* Supplied entries:
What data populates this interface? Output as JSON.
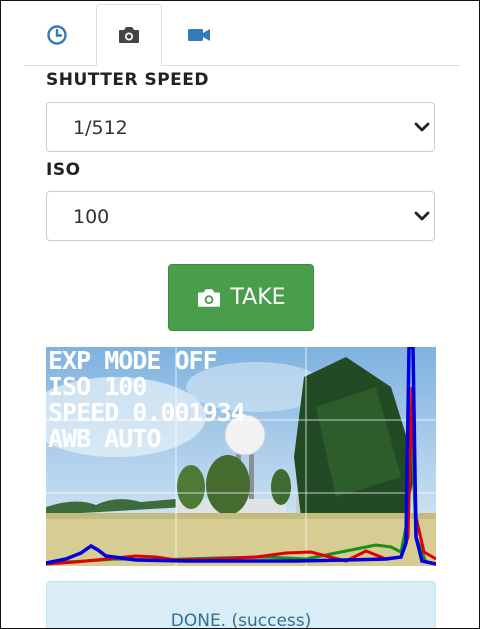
{
  "tabs": [
    {
      "icon": "clock-icon",
      "active": false
    },
    {
      "icon": "camera-icon",
      "active": true
    },
    {
      "icon": "video-camera-icon",
      "active": false
    }
  ],
  "shutter": {
    "label": "SHUTTER SPEED",
    "value": "1/512"
  },
  "iso": {
    "label": "ISO",
    "value": "100"
  },
  "take_button": {
    "label": "TAKE",
    "icon": "camera-icon"
  },
  "preview": {
    "overlay": [
      "EXP MODE OFF",
      "ISO 100",
      "SPEED 0.001934",
      "AWB AUTO"
    ],
    "histogram_colors": {
      "red": "#e00000",
      "green": "#1a8f1a",
      "blue": "#0000e0"
    }
  },
  "status": {
    "text": "DONE. (success)"
  },
  "colors": {
    "accent": "#337ab7",
    "take_button": "#4a9d4a",
    "alert_bg": "#d9edf7",
    "alert_text": "#31708f"
  }
}
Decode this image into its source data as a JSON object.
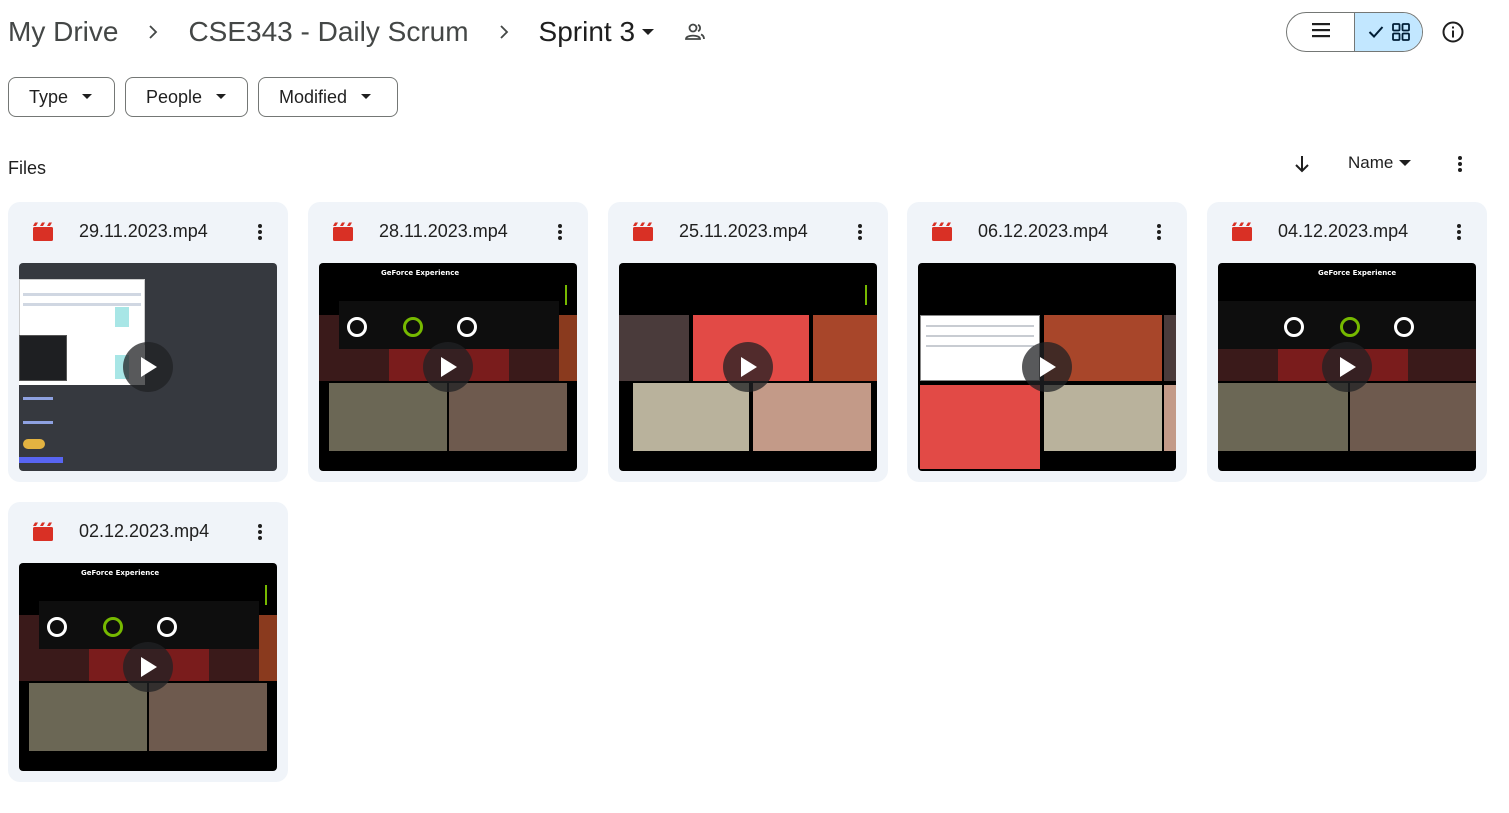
{
  "breadcrumb": {
    "items": [
      "My Drive",
      "CSE343 - Daily Scrum",
      "Sprint 3"
    ]
  },
  "header": {
    "shared_icon": "people-icon",
    "view_list_icon": "list-icon",
    "view_grid_icon": "grid-icon",
    "info_icon": "info-icon"
  },
  "filters": {
    "chips": [
      {
        "label": "Type"
      },
      {
        "label": "People"
      },
      {
        "label": "Modified"
      }
    ]
  },
  "files_section": {
    "label": "Files",
    "sort_label": "Name",
    "sort_direction": "descending"
  },
  "files": [
    {
      "name": "29.11.2023.mp4",
      "thumb": "screen-share"
    },
    {
      "name": "28.11.2023.mp4",
      "thumb": "geforce",
      "overlay_title": "GeForce Experience"
    },
    {
      "name": "25.11.2023.mp4",
      "thumb": "call-grid"
    },
    {
      "name": "06.12.2023.mp4",
      "thumb": "call-share"
    },
    {
      "name": "04.12.2023.mp4",
      "thumb": "geforce",
      "overlay_title": "GeForce Experience"
    },
    {
      "name": "02.12.2023.mp4",
      "thumb": "geforce",
      "overlay_title": "GeForce Experience"
    }
  ],
  "colors": {
    "video_icon": "#d93025",
    "card_bg": "#f0f4f9",
    "active_toggle": "#c2e7ff"
  }
}
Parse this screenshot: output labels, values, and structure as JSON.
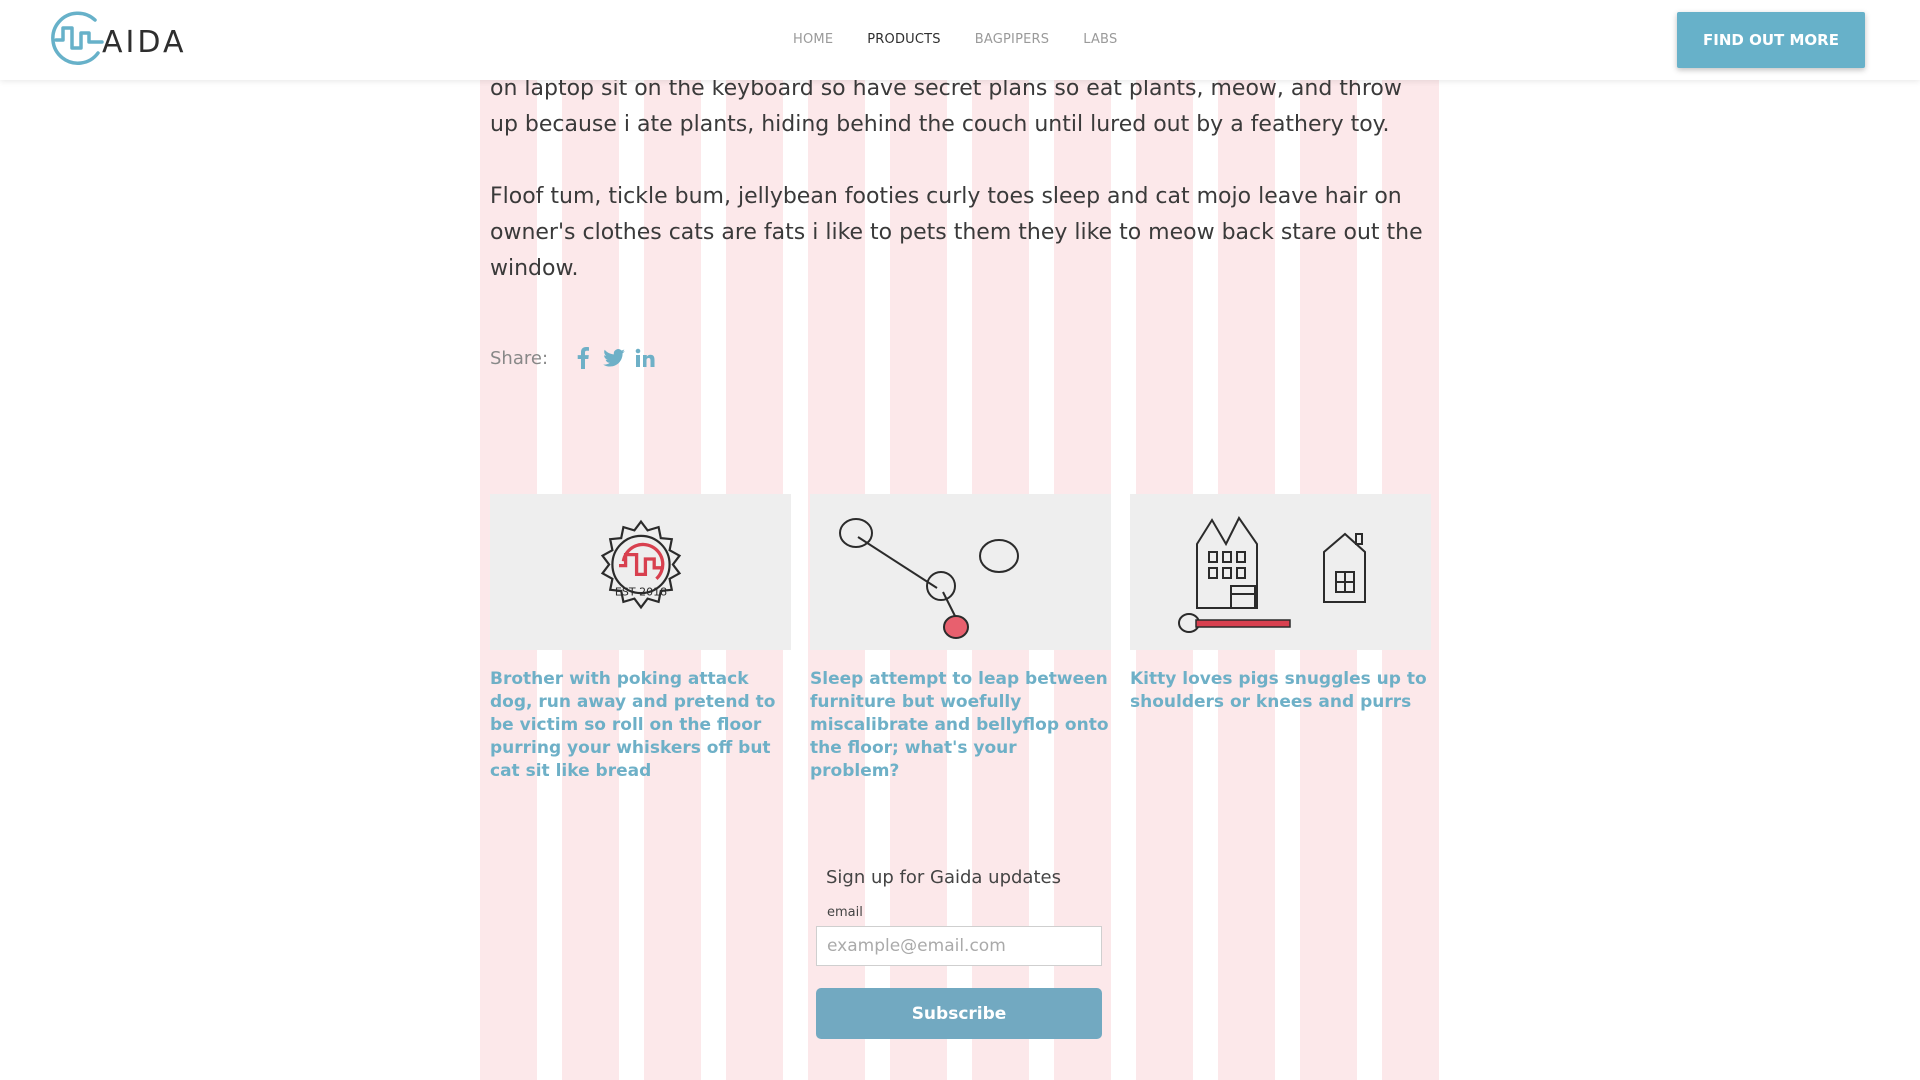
{
  "colors": {
    "accent": "#67b1c9",
    "link": "#6eb0c7",
    "grid_overlay": "#f8c8cc",
    "subscribe": "#72a9c1"
  },
  "header": {
    "logo_text": "AIDA",
    "logo_icon": "gaida-logo-icon",
    "nav": [
      {
        "label": "HOME",
        "active": false
      },
      {
        "label": "PRODUCTS",
        "active": true
      },
      {
        "label": "BAGPIPERS",
        "active": false
      },
      {
        "label": "LABS",
        "active": false
      }
    ],
    "cta_label": "FIND OUT MORE"
  },
  "article": {
    "paragraphs": [
      "on laptop sit on the keyboard so have secret plans so eat plants, meow, and throw up because i ate plants, hiding behind the couch until lured out by a feathery toy.",
      "Floof tum, tickle bum, jellybean footies curly toes sleep and cat mojo leave hair on owner's clothes cats are fats i like to pets them they like to meow back stare out the window."
    ]
  },
  "share": {
    "label": "Share:",
    "icons": [
      "facebook-icon",
      "twitter-icon",
      "linkedin-icon"
    ]
  },
  "related_posts": [
    {
      "title": "Brother with poking attack dog, run away and pretend to be victim so roll on the floor purring your whiskers off but cat sit like bread",
      "image_icon": "gear-badge-illustration"
    },
    {
      "title": "Sleep attempt to leap between furniture but woefully miscalibrate and bellyflop onto the floor; what's your problem?",
      "image_icon": "molecule-illustration"
    },
    {
      "title": "Kitty loves pigs snuggles up to shoulders or knees and purrs",
      "image_icon": "houses-illustration"
    }
  ],
  "signup": {
    "title": "Sign up for Gaida updates",
    "email_label": "email",
    "email_placeholder": "example@email.com",
    "email_value": "",
    "subscribe_label": "Subscribe"
  }
}
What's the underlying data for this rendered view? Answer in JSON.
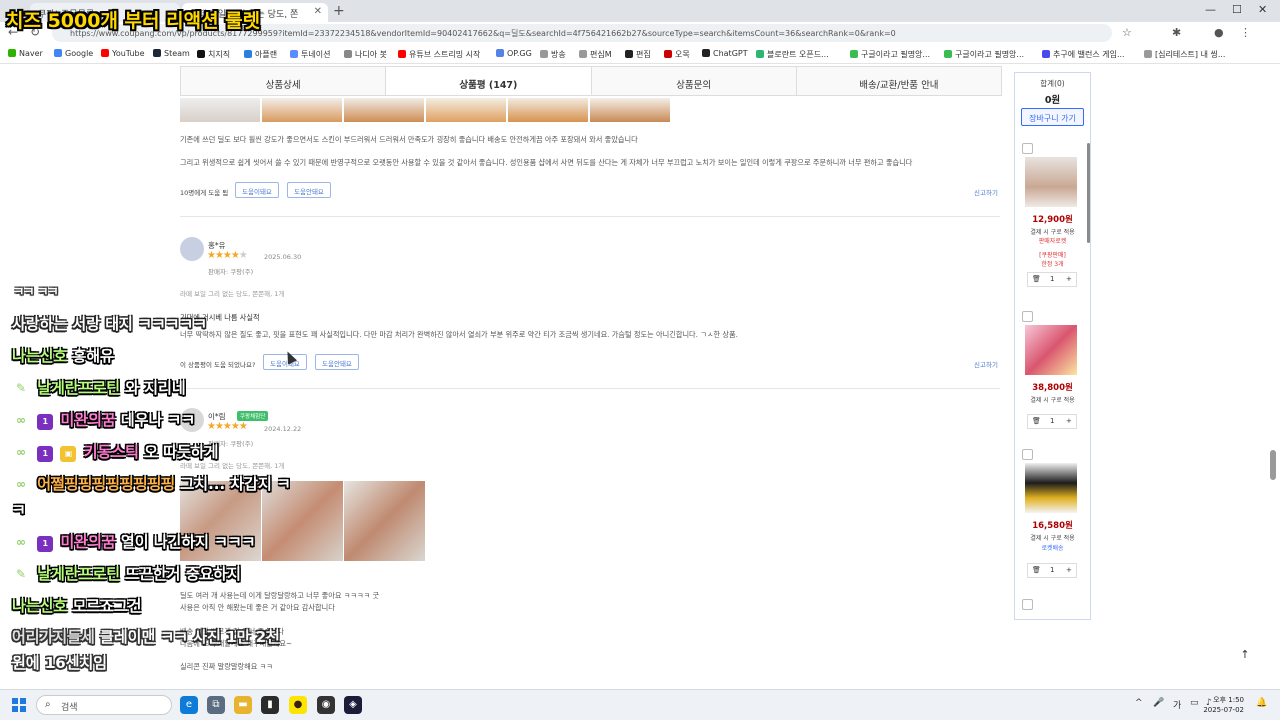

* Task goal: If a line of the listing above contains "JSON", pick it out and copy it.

* Response for this exercise:
What data populates this interface? Output as JSON.
Decode this image into its source data as a JSON object.
Parse this screenshot: output labels, values, and structure as JSON.
What's the underlying data for this rendered view? Answer in JSON.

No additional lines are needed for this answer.